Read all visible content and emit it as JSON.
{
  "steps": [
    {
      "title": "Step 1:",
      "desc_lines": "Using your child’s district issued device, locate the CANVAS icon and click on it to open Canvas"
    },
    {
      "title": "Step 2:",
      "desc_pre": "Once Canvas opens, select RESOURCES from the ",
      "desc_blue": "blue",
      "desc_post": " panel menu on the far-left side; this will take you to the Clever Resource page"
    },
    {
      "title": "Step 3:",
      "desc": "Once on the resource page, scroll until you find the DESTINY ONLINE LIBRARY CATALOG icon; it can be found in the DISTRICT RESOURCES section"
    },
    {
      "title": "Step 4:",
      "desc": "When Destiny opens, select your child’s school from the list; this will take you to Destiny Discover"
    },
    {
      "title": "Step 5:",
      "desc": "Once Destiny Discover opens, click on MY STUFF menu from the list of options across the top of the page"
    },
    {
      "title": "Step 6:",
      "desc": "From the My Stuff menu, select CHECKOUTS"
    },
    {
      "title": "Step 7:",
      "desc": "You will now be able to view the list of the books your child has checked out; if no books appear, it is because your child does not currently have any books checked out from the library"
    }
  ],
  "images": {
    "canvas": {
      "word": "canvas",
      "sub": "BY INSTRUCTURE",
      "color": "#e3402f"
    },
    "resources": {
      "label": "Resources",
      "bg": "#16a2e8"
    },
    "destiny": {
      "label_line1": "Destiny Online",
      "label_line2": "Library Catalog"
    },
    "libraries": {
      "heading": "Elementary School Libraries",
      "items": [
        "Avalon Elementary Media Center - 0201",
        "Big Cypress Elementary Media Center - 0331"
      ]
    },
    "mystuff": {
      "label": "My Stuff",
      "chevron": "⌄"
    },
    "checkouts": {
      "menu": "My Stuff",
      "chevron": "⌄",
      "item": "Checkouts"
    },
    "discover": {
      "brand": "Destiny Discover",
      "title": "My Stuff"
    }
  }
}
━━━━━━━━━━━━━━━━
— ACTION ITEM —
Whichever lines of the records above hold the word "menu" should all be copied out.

— RESPONSE BOX —
      "desc_post": " panel menu on the far-left side; this will take you to the Clever Resource page"
      "desc": "Once Destiny Discover opens, click on MY STUFF menu from the list of options across the top of the page"
      "desc": "From the My Stuff menu, select CHECKOUTS"
      "menu": "My Stuff",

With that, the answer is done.